Jayne Bowtell, Reuter Simkin director of legal recruitment, says: "It's a very serious situation, and we will take all the action that we need to. It is a theft under the Data Protection Act."
No decision on criminal charges is likely until Daniels Bates has agreed to pay Reuter Simkin's civil legal costs, thought to be around u15,000.
Laurence Smith, chair of the Harrison Willis Group, which owns Daniels Bates, says any criminal charges against the company will fail because it has done nothing wrong. He says the company is now issuing reminders that people should not take information from their previous employers, an action commonplace in the past.
Reuter Simkin is notifying candidates and clients of what has happened. Bowtell is warning them that data relating to them may have been extracted, and apologises "for the potential breach of confidence".
Last month the agency obtained court orders for the return of all documents taken by former employee Geraldine Hetherington.
The six inch-deep wad of documents returned include CVs on 328 lawyers seeking new jobs, including the agency's top banking and corporate specialists in private practice and employment.
The placement value of such candidates averages u6,000-u10,000, but can reach as much as u30,000 for banking specialists, says Reuter Simkin.

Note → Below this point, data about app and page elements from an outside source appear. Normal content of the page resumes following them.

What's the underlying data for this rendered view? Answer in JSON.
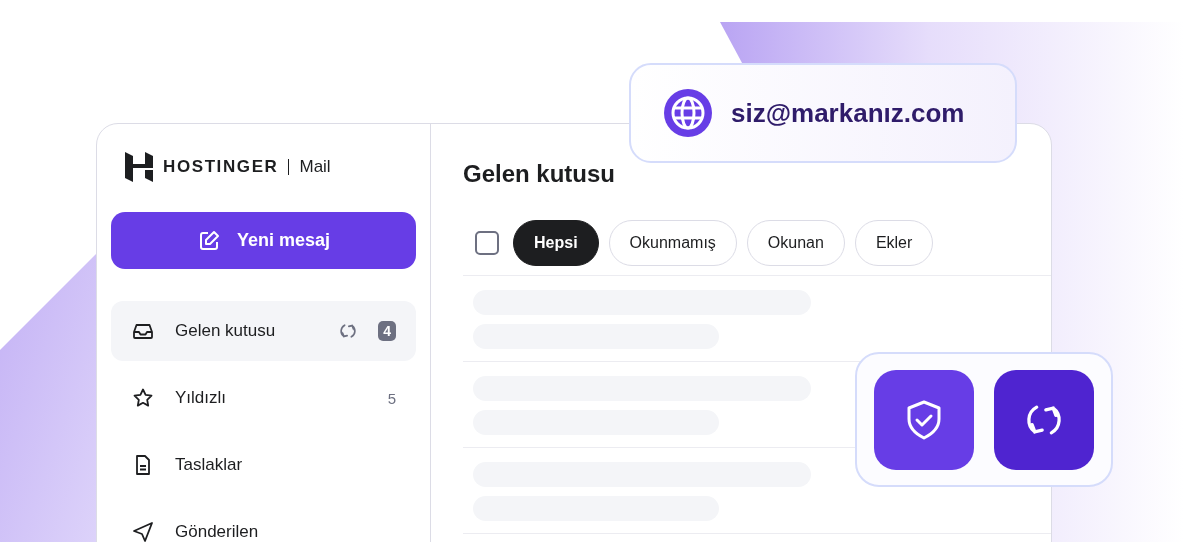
{
  "brand": {
    "name": "HOSTINGER",
    "product": "Mail"
  },
  "compose_button": {
    "label": "Yeni mesaj"
  },
  "folders": [
    {
      "kind": "inbox",
      "label": "Gelen kutusu",
      "selected": true,
      "syncing": true,
      "count": "4"
    },
    {
      "kind": "star",
      "label": "Yıldızlı",
      "selected": false,
      "syncing": false,
      "count": "5"
    },
    {
      "kind": "draft",
      "label": "Taslaklar",
      "selected": false,
      "syncing": false
    },
    {
      "kind": "sent",
      "label": "Gönderilen",
      "selected": false,
      "syncing": false
    }
  ],
  "main": {
    "title": "Gelen kutusu",
    "select_all": {
      "checked": false
    },
    "filters": [
      {
        "label": "Hepsi",
        "selected": true
      },
      {
        "label": "Okunmamış",
        "selected": false
      },
      {
        "label": "Okunan",
        "selected": false
      },
      {
        "label": "Ekler",
        "selected": false
      }
    ],
    "message_list": {
      "loading": true
    }
  },
  "address_badge": {
    "address": "siz@markanız.com"
  }
}
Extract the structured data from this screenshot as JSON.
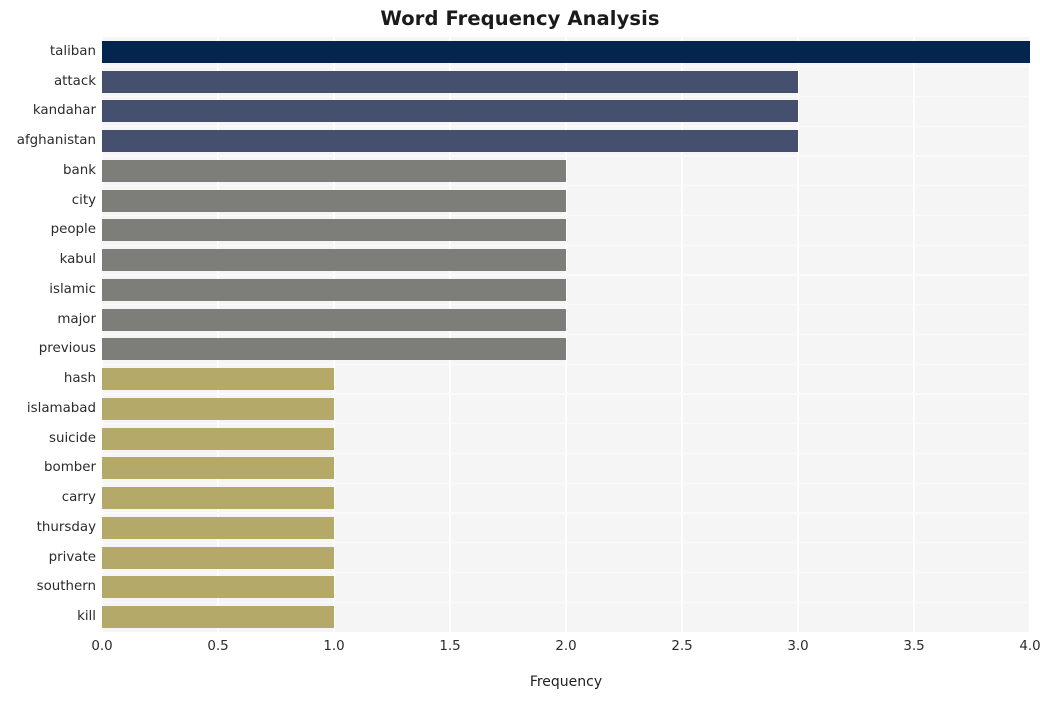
{
  "chart_data": {
    "type": "bar",
    "orientation": "horizontal",
    "title": "Word Frequency Analysis",
    "xlabel": "Frequency",
    "ylabel": "",
    "categories": [
      "taliban",
      "attack",
      "kandahar",
      "afghanistan",
      "bank",
      "city",
      "people",
      "kabul",
      "islamic",
      "major",
      "previous",
      "hash",
      "islamabad",
      "suicide",
      "bomber",
      "carry",
      "thursday",
      "private",
      "southern",
      "kill"
    ],
    "values": [
      4,
      3,
      3,
      3,
      2,
      2,
      2,
      2,
      2,
      2,
      2,
      1,
      1,
      1,
      1,
      1,
      1,
      1,
      1,
      1
    ],
    "bar_colors": [
      "#04264e",
      "#454f6e",
      "#454f6e",
      "#454f6e",
      "#7d7d7a",
      "#7d7d7a",
      "#7d7d7a",
      "#7d7d7a",
      "#7d7d7a",
      "#7d7d7a",
      "#7d7d7a",
      "#b5a96a",
      "#b5a96a",
      "#b5a96a",
      "#b5a96a",
      "#b5a96a",
      "#b5a96a",
      "#b5a96a",
      "#b5a96a",
      "#b5a96a"
    ],
    "xlim": [
      0.0,
      4.0
    ],
    "xticks": [
      0.0,
      0.5,
      1.0,
      1.5,
      2.0,
      2.5,
      3.0,
      3.5,
      4.0
    ],
    "xtick_labels": [
      "0.0",
      "0.5",
      "1.0",
      "1.5",
      "2.0",
      "2.5",
      "3.0",
      "3.5",
      "4.0"
    ],
    "grid": true,
    "grid_color": "#ffffff",
    "plot_background": "#f5f5f5",
    "figure_background": "#ffffff",
    "legend": null
  }
}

Also included was data on 1,525 industry contacts, 146 London industry jobs, and details of an exclusive Fuji Bank assignment to recruit capital markets specialists.